- _Exercise goal_: Scan the records below and report how many lines include the string "Options"; the number alone will do.

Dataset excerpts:
++++

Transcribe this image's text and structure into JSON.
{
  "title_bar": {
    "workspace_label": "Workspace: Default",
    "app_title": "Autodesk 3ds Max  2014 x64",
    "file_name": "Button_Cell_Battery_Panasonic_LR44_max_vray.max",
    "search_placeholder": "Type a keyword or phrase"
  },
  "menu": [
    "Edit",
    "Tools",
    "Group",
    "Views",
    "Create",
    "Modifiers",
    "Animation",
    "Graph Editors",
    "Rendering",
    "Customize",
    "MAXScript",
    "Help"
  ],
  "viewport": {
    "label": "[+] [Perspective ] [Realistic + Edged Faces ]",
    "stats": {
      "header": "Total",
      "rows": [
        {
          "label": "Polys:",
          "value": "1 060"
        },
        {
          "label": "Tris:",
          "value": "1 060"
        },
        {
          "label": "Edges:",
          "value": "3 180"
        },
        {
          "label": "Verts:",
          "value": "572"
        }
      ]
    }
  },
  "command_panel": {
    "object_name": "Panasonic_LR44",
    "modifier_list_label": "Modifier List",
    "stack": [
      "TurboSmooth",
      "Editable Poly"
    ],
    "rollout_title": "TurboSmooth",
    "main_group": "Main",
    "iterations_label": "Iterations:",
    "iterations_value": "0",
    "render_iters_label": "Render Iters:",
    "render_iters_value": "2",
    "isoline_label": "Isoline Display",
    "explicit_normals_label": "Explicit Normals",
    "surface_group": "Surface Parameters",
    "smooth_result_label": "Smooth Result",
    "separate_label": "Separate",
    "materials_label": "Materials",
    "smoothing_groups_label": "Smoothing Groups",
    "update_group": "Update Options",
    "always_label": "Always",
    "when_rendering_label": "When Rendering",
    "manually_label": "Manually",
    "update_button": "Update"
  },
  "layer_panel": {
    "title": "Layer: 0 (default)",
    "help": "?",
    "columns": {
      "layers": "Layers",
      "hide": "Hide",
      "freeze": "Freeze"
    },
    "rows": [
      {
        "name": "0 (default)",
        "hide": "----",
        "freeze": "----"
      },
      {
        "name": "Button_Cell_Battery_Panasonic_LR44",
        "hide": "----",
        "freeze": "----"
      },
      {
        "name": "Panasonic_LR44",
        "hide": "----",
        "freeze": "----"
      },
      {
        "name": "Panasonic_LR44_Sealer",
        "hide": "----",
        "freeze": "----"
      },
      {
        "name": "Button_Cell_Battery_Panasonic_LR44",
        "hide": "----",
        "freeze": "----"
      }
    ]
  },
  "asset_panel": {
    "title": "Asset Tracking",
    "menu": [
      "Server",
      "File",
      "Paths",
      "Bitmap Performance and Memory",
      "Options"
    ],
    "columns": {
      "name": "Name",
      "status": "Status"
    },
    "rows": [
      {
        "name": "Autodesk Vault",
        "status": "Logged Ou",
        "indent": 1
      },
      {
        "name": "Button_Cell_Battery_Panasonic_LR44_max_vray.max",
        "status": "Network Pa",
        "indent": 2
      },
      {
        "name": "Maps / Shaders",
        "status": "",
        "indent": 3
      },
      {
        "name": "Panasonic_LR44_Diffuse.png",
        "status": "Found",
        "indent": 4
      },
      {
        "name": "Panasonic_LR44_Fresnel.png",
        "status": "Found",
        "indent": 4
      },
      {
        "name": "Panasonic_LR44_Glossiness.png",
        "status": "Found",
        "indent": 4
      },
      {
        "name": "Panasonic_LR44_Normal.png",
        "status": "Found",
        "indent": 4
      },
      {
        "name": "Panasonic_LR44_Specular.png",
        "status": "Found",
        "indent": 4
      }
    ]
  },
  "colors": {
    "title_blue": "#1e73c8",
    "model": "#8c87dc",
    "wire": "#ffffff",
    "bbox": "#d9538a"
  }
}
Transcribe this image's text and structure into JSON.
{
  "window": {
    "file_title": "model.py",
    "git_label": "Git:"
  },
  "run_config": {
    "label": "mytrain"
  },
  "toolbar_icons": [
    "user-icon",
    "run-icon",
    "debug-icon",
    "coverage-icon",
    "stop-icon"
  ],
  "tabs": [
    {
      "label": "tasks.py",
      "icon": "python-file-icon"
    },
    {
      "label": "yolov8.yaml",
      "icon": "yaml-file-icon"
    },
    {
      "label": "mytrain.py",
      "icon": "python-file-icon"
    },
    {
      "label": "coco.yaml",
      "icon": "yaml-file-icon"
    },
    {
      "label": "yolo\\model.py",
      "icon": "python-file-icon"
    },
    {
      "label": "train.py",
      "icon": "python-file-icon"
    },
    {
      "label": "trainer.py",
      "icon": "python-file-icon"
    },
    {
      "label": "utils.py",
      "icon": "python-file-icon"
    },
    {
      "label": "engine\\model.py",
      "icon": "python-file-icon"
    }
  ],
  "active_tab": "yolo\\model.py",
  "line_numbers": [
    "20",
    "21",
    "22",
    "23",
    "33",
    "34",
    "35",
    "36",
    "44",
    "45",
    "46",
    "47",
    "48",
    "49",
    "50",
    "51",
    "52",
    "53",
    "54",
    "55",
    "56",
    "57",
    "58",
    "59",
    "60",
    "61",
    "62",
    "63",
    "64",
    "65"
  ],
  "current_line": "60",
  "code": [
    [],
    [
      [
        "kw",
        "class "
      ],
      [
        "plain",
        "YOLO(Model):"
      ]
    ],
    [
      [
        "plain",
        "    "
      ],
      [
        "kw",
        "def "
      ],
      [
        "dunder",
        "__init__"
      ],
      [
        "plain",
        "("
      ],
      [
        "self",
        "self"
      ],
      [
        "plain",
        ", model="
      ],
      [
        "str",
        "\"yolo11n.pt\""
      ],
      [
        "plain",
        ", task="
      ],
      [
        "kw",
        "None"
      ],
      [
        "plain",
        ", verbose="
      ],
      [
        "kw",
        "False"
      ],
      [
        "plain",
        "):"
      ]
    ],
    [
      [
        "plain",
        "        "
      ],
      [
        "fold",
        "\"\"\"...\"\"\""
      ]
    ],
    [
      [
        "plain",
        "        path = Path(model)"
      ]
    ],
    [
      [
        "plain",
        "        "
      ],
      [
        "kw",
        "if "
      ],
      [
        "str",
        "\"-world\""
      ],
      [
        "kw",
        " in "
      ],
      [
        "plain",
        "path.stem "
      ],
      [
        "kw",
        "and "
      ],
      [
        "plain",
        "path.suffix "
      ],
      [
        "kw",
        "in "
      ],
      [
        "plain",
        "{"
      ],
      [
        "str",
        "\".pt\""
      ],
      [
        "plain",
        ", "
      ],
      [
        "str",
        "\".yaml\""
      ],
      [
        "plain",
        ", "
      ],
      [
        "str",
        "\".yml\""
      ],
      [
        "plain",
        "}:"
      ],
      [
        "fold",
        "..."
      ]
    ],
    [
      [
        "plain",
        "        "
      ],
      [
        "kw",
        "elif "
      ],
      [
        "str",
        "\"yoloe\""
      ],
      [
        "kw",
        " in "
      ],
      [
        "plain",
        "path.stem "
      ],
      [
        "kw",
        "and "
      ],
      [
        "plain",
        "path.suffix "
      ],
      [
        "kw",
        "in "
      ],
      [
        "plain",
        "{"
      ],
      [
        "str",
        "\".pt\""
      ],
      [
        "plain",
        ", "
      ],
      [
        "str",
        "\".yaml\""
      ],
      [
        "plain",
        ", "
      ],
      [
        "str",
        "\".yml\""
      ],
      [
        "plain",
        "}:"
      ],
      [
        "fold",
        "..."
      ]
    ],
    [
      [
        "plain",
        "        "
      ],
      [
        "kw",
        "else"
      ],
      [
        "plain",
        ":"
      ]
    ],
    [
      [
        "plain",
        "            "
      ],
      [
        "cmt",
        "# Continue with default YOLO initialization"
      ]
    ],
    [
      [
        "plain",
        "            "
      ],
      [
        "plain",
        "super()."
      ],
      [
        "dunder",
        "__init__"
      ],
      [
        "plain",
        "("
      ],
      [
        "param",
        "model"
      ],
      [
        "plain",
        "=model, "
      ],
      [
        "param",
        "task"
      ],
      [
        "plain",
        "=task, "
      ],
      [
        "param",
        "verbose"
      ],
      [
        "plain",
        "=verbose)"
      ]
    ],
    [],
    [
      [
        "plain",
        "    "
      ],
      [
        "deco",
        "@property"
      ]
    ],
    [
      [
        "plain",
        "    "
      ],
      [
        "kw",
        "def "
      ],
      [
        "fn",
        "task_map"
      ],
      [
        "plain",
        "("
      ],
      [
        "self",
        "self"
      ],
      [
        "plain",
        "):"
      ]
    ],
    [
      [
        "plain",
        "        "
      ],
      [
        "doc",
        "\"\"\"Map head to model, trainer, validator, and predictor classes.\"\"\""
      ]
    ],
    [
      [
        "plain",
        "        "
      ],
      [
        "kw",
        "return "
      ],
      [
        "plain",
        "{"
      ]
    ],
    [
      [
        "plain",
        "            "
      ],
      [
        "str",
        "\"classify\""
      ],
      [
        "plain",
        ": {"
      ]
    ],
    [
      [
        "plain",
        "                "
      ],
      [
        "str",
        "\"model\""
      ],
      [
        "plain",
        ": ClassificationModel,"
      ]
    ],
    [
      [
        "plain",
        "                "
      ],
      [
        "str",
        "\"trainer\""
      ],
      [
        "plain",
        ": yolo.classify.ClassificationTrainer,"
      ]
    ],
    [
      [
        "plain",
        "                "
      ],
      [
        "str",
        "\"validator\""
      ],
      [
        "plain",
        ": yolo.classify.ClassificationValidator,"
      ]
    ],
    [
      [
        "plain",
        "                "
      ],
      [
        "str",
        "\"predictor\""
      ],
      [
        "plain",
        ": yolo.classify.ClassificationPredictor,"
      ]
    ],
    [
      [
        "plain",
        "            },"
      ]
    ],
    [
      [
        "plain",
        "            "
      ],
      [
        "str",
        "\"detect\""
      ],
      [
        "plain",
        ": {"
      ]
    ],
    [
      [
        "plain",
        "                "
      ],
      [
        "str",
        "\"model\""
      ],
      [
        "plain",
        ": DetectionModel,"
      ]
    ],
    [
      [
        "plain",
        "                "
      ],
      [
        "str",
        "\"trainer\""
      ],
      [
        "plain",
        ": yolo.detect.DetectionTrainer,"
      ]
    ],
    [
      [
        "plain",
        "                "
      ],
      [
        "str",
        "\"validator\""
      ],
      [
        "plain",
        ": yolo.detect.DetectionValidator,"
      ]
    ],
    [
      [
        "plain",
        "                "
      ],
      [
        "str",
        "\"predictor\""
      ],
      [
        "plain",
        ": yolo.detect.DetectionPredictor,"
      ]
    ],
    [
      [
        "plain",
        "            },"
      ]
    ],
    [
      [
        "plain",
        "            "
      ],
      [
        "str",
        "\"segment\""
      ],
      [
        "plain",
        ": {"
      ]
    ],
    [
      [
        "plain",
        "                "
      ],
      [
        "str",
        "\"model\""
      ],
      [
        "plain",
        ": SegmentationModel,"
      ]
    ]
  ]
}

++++

- _Output of the task_: 2